And where does your creativity originate? Your family members (I realize there’s only one brain in my head, but I mean those controlling your relatives. My relatives.) all seem fairly normal. Or are you now suggesting that they’re all as nuts as me (us) and they are just better at hiding it?
And why did talking to the empty chair do so much for you in such a short time? More importantly, why can’t you live the rest of your life in that peaceful moment of reconciliation?
Perhaps, Brain, you just want to be free to run amuck and create whatever streams through your senses. I’d ask you how you’d reconcile that with mortgage payments and grocery purchases, but I’m not entirely certain our better-half would appreciate the cynicism of the explanation.
Or maybe, you just need to find your focus again. Rediscover your passion for storytelling. Embrace your unexpected desires to throw words at a page.
How does that sound, Brain? Have we agreed on a plan that allows us to get back to writing? Or was this your plan all along? To get me into the mindset of one of our new characters?
And Brain? If it was…well done.
Well done, Brain.
Albert Berkshire is a storyteller. When he isn’t writing, he’s usually thinking about writing. Sometimes he’s just fighting with his less-than-motivated brain. Or he could just be getting in the mindset of one of his new character. His first novel of fiction, We Made A Pact, is published by Friesen Press.
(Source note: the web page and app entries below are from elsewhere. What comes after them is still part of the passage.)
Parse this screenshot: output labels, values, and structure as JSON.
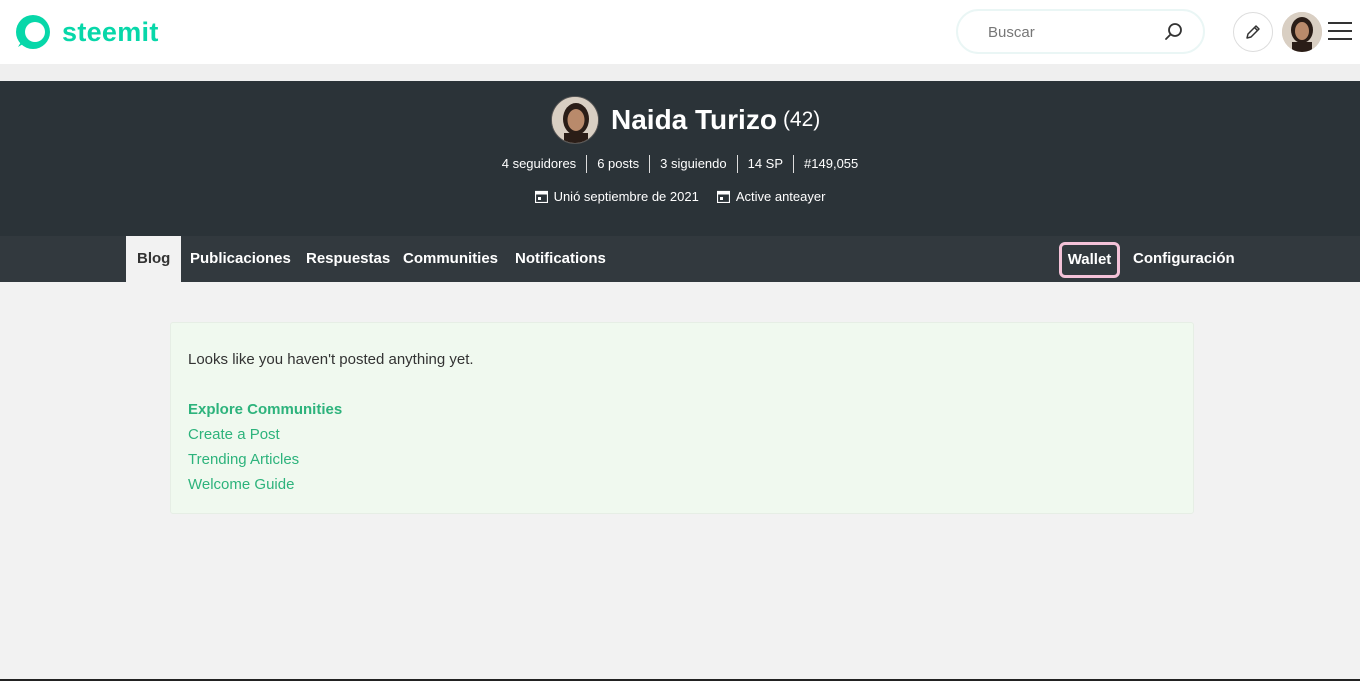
{
  "header": {
    "logo_text": "steemit",
    "brand_color": "#07d7a9",
    "search_placeholder": "Buscar",
    "icons": [
      "steemit-logo-icon",
      "search-icon",
      "pencil-icon",
      "hamburger-menu-icon"
    ]
  },
  "profile": {
    "name": "Naida Turizo",
    "reputation": "(42)",
    "stats": {
      "followers": "4 seguidores",
      "posts": "6 posts",
      "following": "3 siguiendo",
      "sp": "14 SP",
      "rank": "#149,055"
    },
    "joined": "Unió septiembre de 2021",
    "active": "Active anteayer"
  },
  "nav": {
    "tabs": [
      "Blog",
      "Publicaciones",
      "Respuestas",
      "Communities",
      "Notifications"
    ],
    "active_tab": "Blog",
    "wallet": "Wallet",
    "settings": "Configuración",
    "highlight_color": "#f4c2d8"
  },
  "content": {
    "empty_message": "Looks like you haven't posted anything yet.",
    "links": [
      "Explore Communities",
      "Create a Post",
      "Trending Articles",
      "Welcome Guide"
    ],
    "link_color": "#2db37c"
  }
}
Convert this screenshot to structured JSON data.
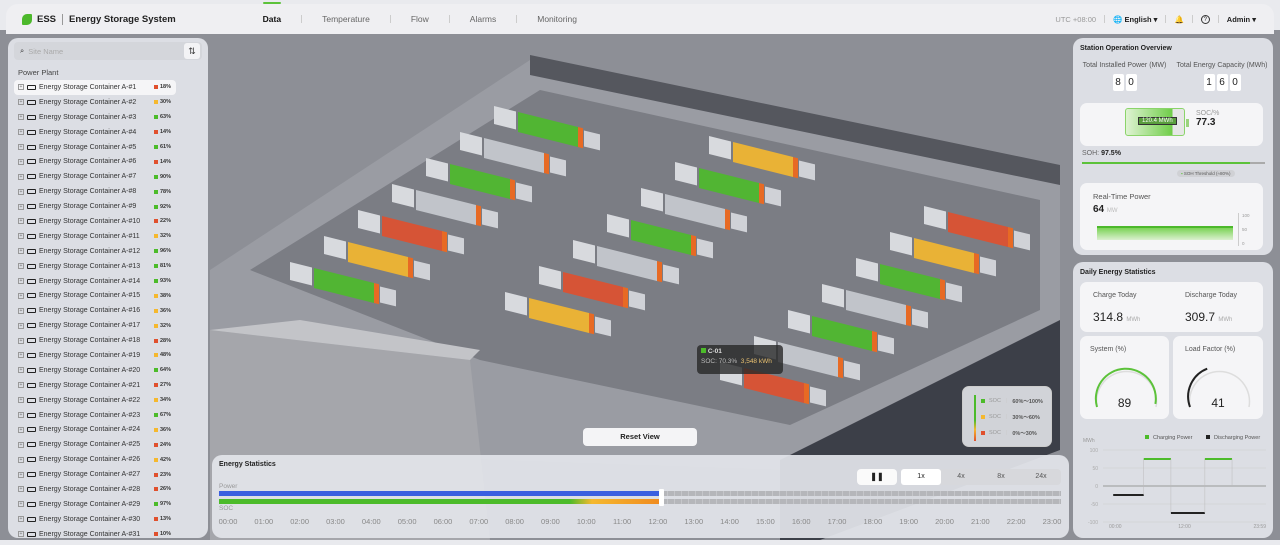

It is available in hardcover, paperback, and in various e-book formats. You’ll find it at amazon.ca and at chapters.ca For a much shorter, and less frequent rambling, Albert is found on Twitter @albertberkshire, and anti-socially at www.facebook.com/AlbertThomasBerkshire